▸ Task item
Retype every entry word for word.
----------
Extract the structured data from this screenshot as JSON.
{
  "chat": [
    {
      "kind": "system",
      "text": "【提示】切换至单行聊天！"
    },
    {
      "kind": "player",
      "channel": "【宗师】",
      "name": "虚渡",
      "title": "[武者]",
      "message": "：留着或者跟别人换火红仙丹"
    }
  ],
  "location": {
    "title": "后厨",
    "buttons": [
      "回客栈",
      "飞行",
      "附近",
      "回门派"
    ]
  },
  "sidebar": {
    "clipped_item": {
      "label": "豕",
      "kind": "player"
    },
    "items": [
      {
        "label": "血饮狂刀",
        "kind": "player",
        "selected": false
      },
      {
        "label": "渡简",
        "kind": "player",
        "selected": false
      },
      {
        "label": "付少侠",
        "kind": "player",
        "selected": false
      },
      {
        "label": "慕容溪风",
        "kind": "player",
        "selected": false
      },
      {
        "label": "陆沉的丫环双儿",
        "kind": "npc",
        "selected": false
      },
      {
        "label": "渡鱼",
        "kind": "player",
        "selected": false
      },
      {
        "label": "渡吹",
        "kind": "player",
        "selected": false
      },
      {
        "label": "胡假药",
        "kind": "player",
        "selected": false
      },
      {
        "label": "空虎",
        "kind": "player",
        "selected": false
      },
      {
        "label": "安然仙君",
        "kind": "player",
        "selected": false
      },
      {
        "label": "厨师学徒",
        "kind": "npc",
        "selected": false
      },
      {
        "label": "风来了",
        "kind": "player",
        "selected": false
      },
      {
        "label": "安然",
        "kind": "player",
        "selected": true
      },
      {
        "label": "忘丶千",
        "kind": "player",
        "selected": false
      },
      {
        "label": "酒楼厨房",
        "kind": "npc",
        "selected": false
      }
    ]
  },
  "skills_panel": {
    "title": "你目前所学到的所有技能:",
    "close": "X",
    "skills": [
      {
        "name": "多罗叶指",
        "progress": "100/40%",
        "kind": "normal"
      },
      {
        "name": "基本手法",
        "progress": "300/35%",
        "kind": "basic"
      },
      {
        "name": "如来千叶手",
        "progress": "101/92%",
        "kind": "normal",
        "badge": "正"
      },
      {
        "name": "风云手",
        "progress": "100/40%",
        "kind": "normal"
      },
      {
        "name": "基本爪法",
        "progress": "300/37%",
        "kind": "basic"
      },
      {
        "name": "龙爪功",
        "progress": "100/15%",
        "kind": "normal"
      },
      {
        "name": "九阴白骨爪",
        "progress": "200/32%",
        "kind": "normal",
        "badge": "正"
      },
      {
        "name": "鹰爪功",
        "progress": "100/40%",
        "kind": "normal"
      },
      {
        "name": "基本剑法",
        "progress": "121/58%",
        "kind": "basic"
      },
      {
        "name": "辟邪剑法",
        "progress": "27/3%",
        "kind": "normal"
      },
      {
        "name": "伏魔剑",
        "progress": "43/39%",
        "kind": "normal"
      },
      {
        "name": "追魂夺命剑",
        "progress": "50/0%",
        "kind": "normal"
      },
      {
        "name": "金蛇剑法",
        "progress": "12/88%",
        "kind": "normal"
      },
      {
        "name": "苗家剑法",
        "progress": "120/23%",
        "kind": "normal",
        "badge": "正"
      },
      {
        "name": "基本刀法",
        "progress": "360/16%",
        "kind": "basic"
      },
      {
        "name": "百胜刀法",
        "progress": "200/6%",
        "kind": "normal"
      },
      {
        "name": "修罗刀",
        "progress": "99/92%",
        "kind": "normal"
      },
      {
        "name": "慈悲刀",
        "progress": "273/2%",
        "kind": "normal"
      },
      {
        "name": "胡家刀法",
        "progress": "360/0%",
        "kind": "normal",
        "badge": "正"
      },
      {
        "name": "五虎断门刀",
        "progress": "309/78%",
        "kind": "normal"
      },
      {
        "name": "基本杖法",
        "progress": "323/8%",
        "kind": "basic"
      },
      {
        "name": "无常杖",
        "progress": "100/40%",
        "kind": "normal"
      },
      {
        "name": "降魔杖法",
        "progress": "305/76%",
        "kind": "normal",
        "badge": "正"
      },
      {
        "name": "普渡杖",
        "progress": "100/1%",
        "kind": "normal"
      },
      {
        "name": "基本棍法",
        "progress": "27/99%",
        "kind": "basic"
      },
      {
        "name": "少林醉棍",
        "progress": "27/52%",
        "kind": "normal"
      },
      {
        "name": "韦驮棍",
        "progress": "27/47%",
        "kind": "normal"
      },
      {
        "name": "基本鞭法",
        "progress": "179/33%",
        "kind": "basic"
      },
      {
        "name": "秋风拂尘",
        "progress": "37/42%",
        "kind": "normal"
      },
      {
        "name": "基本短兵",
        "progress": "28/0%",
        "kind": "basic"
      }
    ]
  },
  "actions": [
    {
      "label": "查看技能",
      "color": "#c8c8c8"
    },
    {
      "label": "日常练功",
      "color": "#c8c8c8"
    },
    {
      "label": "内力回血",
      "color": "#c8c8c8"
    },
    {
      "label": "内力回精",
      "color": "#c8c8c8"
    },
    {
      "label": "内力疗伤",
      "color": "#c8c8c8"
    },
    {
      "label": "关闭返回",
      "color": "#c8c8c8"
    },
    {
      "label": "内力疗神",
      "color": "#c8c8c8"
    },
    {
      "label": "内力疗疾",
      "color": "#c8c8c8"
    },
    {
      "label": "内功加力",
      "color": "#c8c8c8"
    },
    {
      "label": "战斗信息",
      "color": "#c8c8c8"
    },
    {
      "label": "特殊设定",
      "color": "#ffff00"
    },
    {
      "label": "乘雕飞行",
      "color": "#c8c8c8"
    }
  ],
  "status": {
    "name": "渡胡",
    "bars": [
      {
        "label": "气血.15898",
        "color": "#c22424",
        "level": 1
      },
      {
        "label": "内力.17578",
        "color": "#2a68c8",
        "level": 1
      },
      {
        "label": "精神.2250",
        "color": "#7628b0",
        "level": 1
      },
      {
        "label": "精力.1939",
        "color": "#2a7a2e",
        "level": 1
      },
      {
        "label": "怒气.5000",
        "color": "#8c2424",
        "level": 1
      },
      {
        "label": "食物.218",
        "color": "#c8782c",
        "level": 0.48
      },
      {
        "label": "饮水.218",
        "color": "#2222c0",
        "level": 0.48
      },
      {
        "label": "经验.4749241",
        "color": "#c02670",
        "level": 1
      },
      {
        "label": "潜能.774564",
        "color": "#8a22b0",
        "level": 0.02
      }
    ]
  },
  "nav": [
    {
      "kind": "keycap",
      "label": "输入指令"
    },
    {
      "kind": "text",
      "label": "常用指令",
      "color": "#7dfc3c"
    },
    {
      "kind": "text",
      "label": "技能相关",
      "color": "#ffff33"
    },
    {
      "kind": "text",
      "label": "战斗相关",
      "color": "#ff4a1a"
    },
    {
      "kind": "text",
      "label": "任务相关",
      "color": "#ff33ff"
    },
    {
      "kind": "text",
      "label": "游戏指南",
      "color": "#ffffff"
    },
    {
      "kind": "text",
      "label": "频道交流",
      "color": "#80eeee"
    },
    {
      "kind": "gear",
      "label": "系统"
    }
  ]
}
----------
▸ Response for this exercise
Extract the structured data from this screenshot as JSON.
{
  "chat": [
    {
      "kind": "system",
      "text": "【提示】切换至单行聊天！"
    },
    {
      "kind": "player",
      "channel": "【宗师】",
      "name": "虚渡",
      "title": "[武者]",
      "message": "：留着或者跟别人换火红仙丹"
    }
  ],
  "location": {
    "title": "后厨",
    "buttons": [
      "回客栈",
      "飞行",
      "附近",
      "回门派"
    ]
  },
  "sidebar": {
    "clipped_item": {
      "label": "豕",
      "kind": "player"
    },
    "items": [
      {
        "label": "血饮狂刀",
        "kind": "player",
        "selected": false
      },
      {
        "label": "渡简",
        "kind": "player",
        "selected": false
      },
      {
        "label": "付少侠",
        "kind": "player",
        "selected": false
      },
      {
        "label": "慕容溪风",
        "kind": "player",
        "selected": false
      },
      {
        "label": "陆沉的丫环双儿",
        "kind": "npc",
        "selected": false
      },
      {
        "label": "渡鱼",
        "kind": "player",
        "selected": false
      },
      {
        "label": "渡吹",
        "kind": "player",
        "selected": false
      },
      {
        "label": "胡假药",
        "kind": "player",
        "selected": false
      },
      {
        "label": "空虎",
        "kind": "player",
        "selected": false
      },
      {
        "label": "安然仙君",
        "kind": "player",
        "selected": false
      },
      {
        "label": "厨师学徒",
        "kind": "npc",
        "selected": false
      },
      {
        "label": "风来了",
        "kind": "player",
        "selected": false
      },
      {
        "label": "安然",
        "kind": "player",
        "selected": true
      },
      {
        "label": "忘丶千",
        "kind": "player",
        "selected": false
      },
      {
        "label": "酒楼厨房",
        "kind": "npc",
        "selected": false
      }
    ]
  },
  "skills_panel": {
    "title": "你目前所学到的所有技能:",
    "close": "X",
    "skills": [
      {
        "name": "多罗叶指",
        "progress": "100/40%",
        "kind": "normal"
      },
      {
        "name": "基本手法",
        "progress": "300/35%",
        "kind": "basic"
      },
      {
        "name": "如来千叶手",
        "progress": "101/92%",
        "kind": "normal",
        "badge": "正"
      },
      {
        "name": "风云手",
        "progress": "100/40%",
        "kind": "normal"
      },
      {
        "name": "基本爪法",
        "progress": "300/37%",
        "kind": "basic"
      },
      {
        "name": "龙爪功",
        "progress": "100/15%",
        "kind": "normal"
      },
      {
        "name": "九阴白骨爪",
        "progress": "200/32%",
        "kind": "normal",
        "badge": "正"
      },
      {
        "name": "鹰爪功",
        "progress": "100/40%",
        "kind": "normal"
      },
      {
        "name": "基本剑法",
        "progress": "121/58%",
        "kind": "basic"
      },
      {
        "name": "辟邪剑法",
        "progress": "27/3%",
        "kind": "normal"
      },
      {
        "name": "伏魔剑",
        "progress": "43/39%",
        "kind": "normal"
      },
      {
        "name": "追魂夺命剑",
        "progress": "50/0%",
        "kind": "normal"
      },
      {
        "name": "金蛇剑法",
        "progress": "12/88%",
        "kind": "normal"
      },
      {
        "name": "苗家剑法",
        "progress": "120/23%",
        "kind": "normal",
        "badge": "正"
      },
      {
        "name": "基本刀法",
        "progress": "360/16%",
        "kind": "basic"
      },
      {
        "name": "百胜刀法",
        "progress": "200/6%",
        "kind": "normal"
      },
      {
        "name": "修罗刀",
        "progress": "99/92%",
        "kind": "normal"
      },
      {
        "name": "慈悲刀",
        "progress": "273/2%",
        "kind": "normal"
      },
      {
        "name": "胡家刀法",
        "progress": "360/0%",
        "kind": "normal",
        "badge": "正"
      },
      {
        "name": "五虎断门刀",
        "progress": "309/78%",
        "kind": "normal"
      },
      {
        "name": "基本杖法",
        "progress": "323/8%",
        "kind": "basic"
      },
      {
        "name": "无常杖",
        "progress": "100/40%",
        "kind": "normal"
      },
      {
        "name": "降魔杖法",
        "progress": "305/76%",
        "kind": "normal",
        "badge": "正"
      },
      {
        "name": "普渡杖",
        "progress": "100/1%",
        "kind": "normal"
      },
      {
        "name": "基本棍法",
        "progress": "27/99%",
        "kind": "basic"
      },
      {
        "name": "少林醉棍",
        "progress": "27/52%",
        "kind": "normal"
      },
      {
        "name": "韦驮棍",
        "progress": "27/47%",
        "kind": "normal"
      },
      {
        "name": "基本鞭法",
        "progress": "179/33%",
        "kind": "basic"
      },
      {
        "name": "秋风拂尘",
        "progress": "37/42%",
        "kind": "normal"
      },
      {
        "name": "基本短兵",
        "progress": "28/0%",
        "kind": "basic"
      }
    ]
  },
  "actions": [
    {
      "label": "查看技能",
      "color": "#c8c8c8"
    },
    {
      "label": "日常练功",
      "color": "#c8c8c8"
    },
    {
      "label": "内力回血",
      "color": "#c8c8c8"
    },
    {
      "label": "内力回精",
      "color": "#c8c8c8"
    },
    {
      "label": "内力疗伤",
      "color": "#c8c8c8"
    },
    {
      "label": "关闭返回",
      "color": "#c8c8c8"
    },
    {
      "label": "内力疗神",
      "color": "#c8c8c8"
    },
    {
      "label": "内力疗疾",
      "color": "#c8c8c8"
    },
    {
      "label": "内功加力",
      "color": "#c8c8c8"
    },
    {
      "label": "战斗信息",
      "color": "#c8c8c8"
    },
    {
      "label": "特殊设定",
      "color": "#ffff00"
    },
    {
      "label": "乘雕飞行",
      "color": "#c8c8c8"
    }
  ],
  "status": {
    "name": "渡胡",
    "bars": [
      {
        "label": "气血.15898",
        "color": "#c22424",
        "level": 1
      },
      {
        "label": "内力.17578",
        "color": "#2a68c8",
        "level": 1
      },
      {
        "label": "精神.2250",
        "color": "#7628b0",
        "level": 1
      },
      {
        "label": "精力.1939",
        "color": "#2a7a2e",
        "level": 1
      },
      {
        "label": "怒气.5000",
        "color": "#8c2424",
        "level": 1
      },
      {
        "label": "食物.218",
        "color": "#c8782c",
        "level": 0.48
      },
      {
        "label": "饮水.218",
        "color": "#2222c0",
        "level": 0.48
      },
      {
        "label": "经验.4749241",
        "color": "#c02670",
        "level": 1
      },
      {
        "label": "潜能.774564",
        "color": "#8a22b0",
        "level": 0.02
      }
    ]
  },
  "nav": [
    {
      "kind": "keycap",
      "label": "输入指令"
    },
    {
      "kind": "text",
      "label": "常用指令",
      "color": "#7dfc3c"
    },
    {
      "kind": "text",
      "label": "技能相关",
      "color": "#ffff33"
    },
    {
      "kind": "text",
      "label": "战斗相关",
      "color": "#ff4a1a"
    },
    {
      "kind": "text",
      "label": "任务相关",
      "color": "#ff33ff"
    },
    {
      "kind": "text",
      "label": "游戏指南",
      "color": "#ffffff"
    },
    {
      "kind": "text",
      "label": "频道交流",
      "color": "#80eeee"
    },
    {
      "kind": "gear",
      "label": "系统"
    }
  ]
}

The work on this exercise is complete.